_TASK DIRECTIONS:_ Note each line in the data below that holds "Soar", and copy it.

_DATA TO PROCESS:_
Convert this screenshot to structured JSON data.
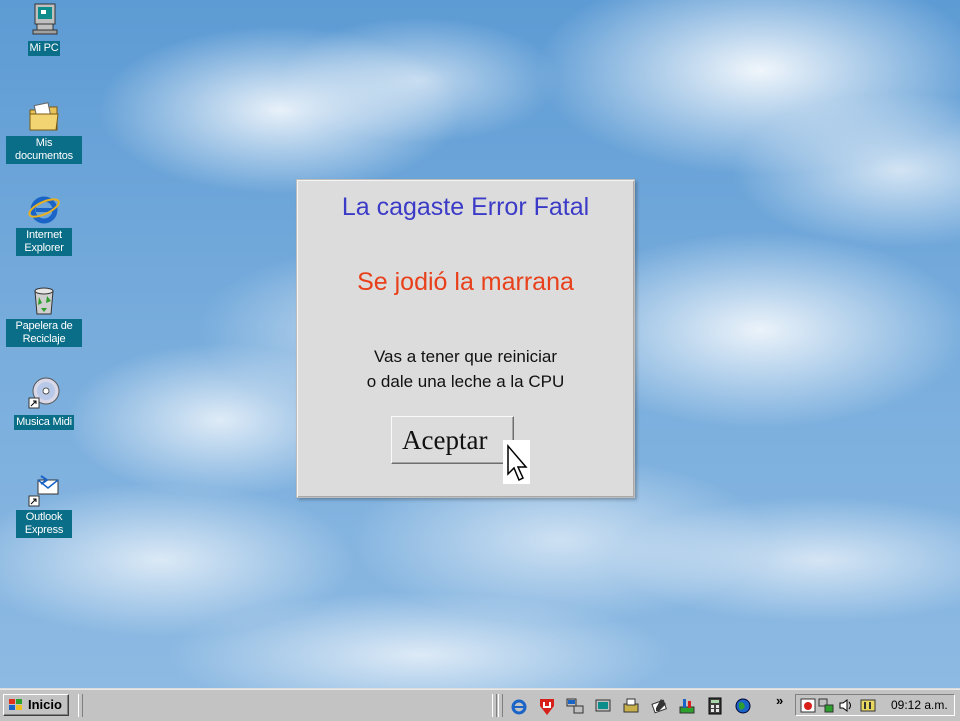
{
  "desktop_icons": [
    {
      "label": "Mi PC",
      "icon": "my-computer-icon"
    },
    {
      "label": "Mis documentos",
      "icon": "my-documents-icon"
    },
    {
      "label": "Internet Explorer",
      "icon": "internet-explorer-icon"
    },
    {
      "label": "Papelera de Reciclaje",
      "icon": "recycle-bin-icon"
    },
    {
      "label": "Musica Midi",
      "icon": "cd-audio-icon"
    },
    {
      "label": "Outlook Express",
      "icon": "outlook-express-icon"
    }
  ],
  "dialog": {
    "title": "La cagaste Error Fatal",
    "subtitle": "Se jodió la marrana",
    "message_line1": "Vas a tener que reiniciar",
    "message_line2": "o dale una leche a la CPU",
    "ok_label": "Aceptar"
  },
  "taskbar": {
    "start_label": "Inicio",
    "overflow_label": "»",
    "quick_launch": [
      "internet-explorer-icon",
      "antivirus-icon",
      "network-icon",
      "display-icon",
      "printer-icon",
      "pen-icon",
      "tools-icon",
      "calculator-icon",
      "globe-icon"
    ],
    "tray_icons": [
      "tray-program-icon",
      "tray-network-icon",
      "volume-icon",
      "tray-app-icon"
    ],
    "clock": "09:12 a.m."
  },
  "colors": {
    "title": "#3b3bc8",
    "subtitle": "#e8401a",
    "icon_label_bg": "#0b6e88",
    "dialog_bg": "#dcdcdc",
    "taskbar_bg": "#c3c3c3"
  }
}
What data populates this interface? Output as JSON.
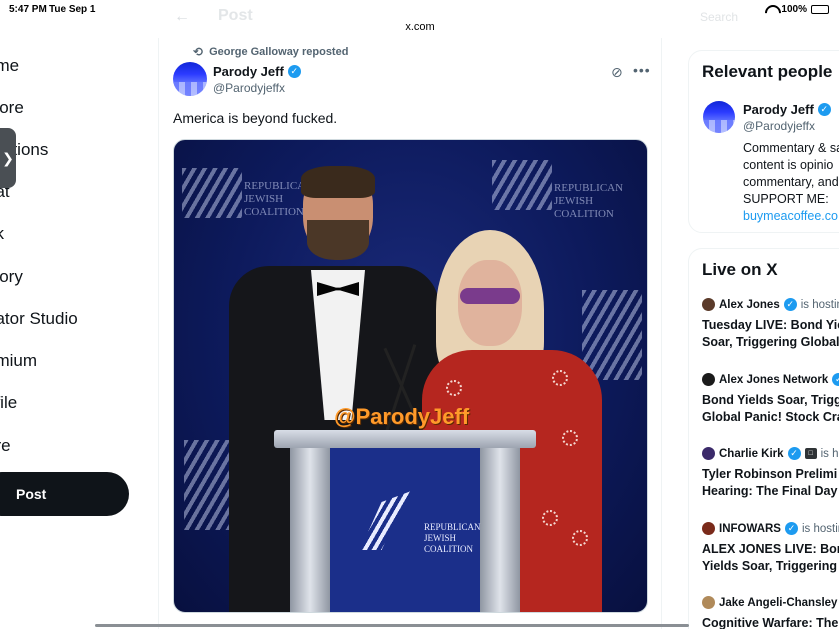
{
  "status_bar": {
    "time": "5:47 PM",
    "date": "Tue Sep 1",
    "battery": "100%"
  },
  "browser": {
    "url": "x.com"
  },
  "header": {
    "back_glyph": "←",
    "title": "Post",
    "search_placeholder": "Search"
  },
  "nav": {
    "items": [
      {
        "label": "ome"
      },
      {
        "label": "plore"
      },
      {
        "label": "fications"
      },
      {
        "label": "hat"
      },
      {
        "label": "ok"
      },
      {
        "label": "story"
      },
      {
        "label": "eator Studio"
      },
      {
        "label": "emium"
      },
      {
        "label": "ofile"
      },
      {
        "label": "ore"
      }
    ],
    "handle_glyph": "❯",
    "post_button": "Post"
  },
  "tweet": {
    "reposted_by": "George Galloway reposted",
    "author_name": "Parody Jeff",
    "author_handle": "@Parodyjeffx",
    "text": "America is beyond fucked.",
    "media": {
      "watermark": "@ParodyJeff",
      "backdrop_lines": [
        "REPUBLICAN",
        "JEWISH",
        "COALITION"
      ],
      "podium_lines": [
        "REPUBLICAN",
        "JEWISH",
        "COALITION"
      ]
    }
  },
  "relevant_people": {
    "title": "Relevant people",
    "person": {
      "name": "Parody Jeff",
      "handle": "@Parodyjeffx",
      "bio_lines": [
        "Commentary & sa",
        "content is opinio",
        "commentary, and",
        "SUPPORT ME:"
      ],
      "link": "buymeacoffee.co"
    }
  },
  "live_on_x": {
    "title": "Live on X",
    "items": [
      {
        "host": "Alex Jones",
        "status": "is hosting",
        "title_lines": [
          "Tuesday LIVE: Bond Yie",
          "Soar, Triggering Global"
        ]
      },
      {
        "host": "Alex Jones Network",
        "status": "",
        "title_lines": [
          "Bond Yields Soar, Trigg",
          "Global Panic! Stock Cra"
        ]
      },
      {
        "host": "Charlie Kirk",
        "status": "is ho",
        "title_lines": [
          "Tyler Robinson Prelimi",
          "Hearing: The Final Day"
        ]
      },
      {
        "host": "INFOWARS",
        "status": "is hostin",
        "title_lines": [
          "ALEX JONES LIVE: Bond",
          "Yields Soar, Triggering"
        ]
      },
      {
        "host": "Jake Angeli-Chansley",
        "status": "",
        "title_lines": [
          "Cognitive Warfare: The"
        ]
      }
    ]
  },
  "colors": {
    "accent": "#1d9bf0",
    "text": "#0f1419",
    "muted": "#536471",
    "post_button_bg": "#0f1419",
    "watermark": "#ff9a2a"
  }
}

_FINISHED EXERCISE:_
          "Soar, Triggering Global"
          "Bond Yields Soar, Trigg",
          "Yields Soar, Triggering"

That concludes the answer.